A federal court in Oklahoma has ruled that, despite the religious ardor of some of its adherents, environmentalism is not a religion.
Randall Krause filed a lawsuit against the Tulsa County Library Commission. Evidently, the Commission maintains a recycling program and, according to Krause, it constitutes an undue burden on the Free Exercise of his environmentalism. Krause alleged that the Commission had placed “fake” recycling bins throughout town, victimizing him and other adherents to environmentalism.
Well, the judge didn’t buy the argument. Dismissing the case, the court explained that Krause had failed to establish that his environmentalism was anything more than personal preferences and secular beliefs without foundation in any religion. And, even if it were, the “fake” recycling bins placed around town did not amount to a coercive law meriting protection by the First Amendment.
Determining what is a religion is difficult for any court. But, as the Supreme Court has explained, “religious beliefs need not be acceptable, logical, consistent, or comprehensible to others in order to merit First Amendment protection.” But, the court doesrequire beliefs to be rooted in a religion in order to trigger protection under the religion clauses of the First Amendment.
For now, at least in Tulsa, environmentalism does not constitute a valid religion.
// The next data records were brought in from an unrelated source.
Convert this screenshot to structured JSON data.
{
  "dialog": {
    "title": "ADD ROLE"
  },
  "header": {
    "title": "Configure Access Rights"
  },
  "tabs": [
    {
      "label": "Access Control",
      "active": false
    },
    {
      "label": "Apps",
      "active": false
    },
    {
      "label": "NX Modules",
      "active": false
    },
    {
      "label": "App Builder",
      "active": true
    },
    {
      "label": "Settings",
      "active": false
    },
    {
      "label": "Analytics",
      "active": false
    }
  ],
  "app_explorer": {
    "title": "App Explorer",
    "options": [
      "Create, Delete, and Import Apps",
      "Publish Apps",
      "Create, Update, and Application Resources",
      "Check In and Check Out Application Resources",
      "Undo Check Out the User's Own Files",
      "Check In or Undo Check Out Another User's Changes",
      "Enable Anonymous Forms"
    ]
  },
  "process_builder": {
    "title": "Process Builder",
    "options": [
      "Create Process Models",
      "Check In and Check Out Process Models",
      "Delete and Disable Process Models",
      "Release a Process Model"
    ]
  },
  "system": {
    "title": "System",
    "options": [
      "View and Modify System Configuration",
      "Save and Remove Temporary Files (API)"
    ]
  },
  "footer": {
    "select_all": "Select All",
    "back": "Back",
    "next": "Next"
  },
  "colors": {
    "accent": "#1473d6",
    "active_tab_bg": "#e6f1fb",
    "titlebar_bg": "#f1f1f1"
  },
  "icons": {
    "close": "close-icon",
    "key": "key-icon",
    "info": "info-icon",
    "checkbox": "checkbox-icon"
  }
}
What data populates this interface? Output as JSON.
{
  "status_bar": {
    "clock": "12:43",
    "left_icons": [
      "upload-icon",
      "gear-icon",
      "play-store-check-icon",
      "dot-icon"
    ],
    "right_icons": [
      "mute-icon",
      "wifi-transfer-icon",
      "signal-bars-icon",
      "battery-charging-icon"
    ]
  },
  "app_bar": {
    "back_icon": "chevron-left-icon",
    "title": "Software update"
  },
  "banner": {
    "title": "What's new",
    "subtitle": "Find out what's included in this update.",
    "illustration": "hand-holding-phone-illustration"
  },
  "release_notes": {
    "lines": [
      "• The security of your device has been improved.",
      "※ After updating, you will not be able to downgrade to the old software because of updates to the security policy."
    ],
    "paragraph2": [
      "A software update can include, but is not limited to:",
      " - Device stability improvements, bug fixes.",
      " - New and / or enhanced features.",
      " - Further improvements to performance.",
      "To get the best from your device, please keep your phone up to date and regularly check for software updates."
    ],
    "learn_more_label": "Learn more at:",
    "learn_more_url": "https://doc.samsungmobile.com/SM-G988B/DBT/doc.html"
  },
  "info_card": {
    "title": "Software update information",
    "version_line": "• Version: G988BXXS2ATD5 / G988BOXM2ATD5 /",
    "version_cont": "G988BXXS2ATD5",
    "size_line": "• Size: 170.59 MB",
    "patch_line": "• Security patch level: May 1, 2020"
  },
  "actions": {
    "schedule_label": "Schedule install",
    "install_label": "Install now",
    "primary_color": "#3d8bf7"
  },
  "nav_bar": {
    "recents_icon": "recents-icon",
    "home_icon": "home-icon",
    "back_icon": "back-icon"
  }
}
But, it leaves me with one nagging question: is a “fake recycling bin” just a trashcan?
To learn how First Liberty is protecting religious liberty for all Americans, visit FirstLiberty.org.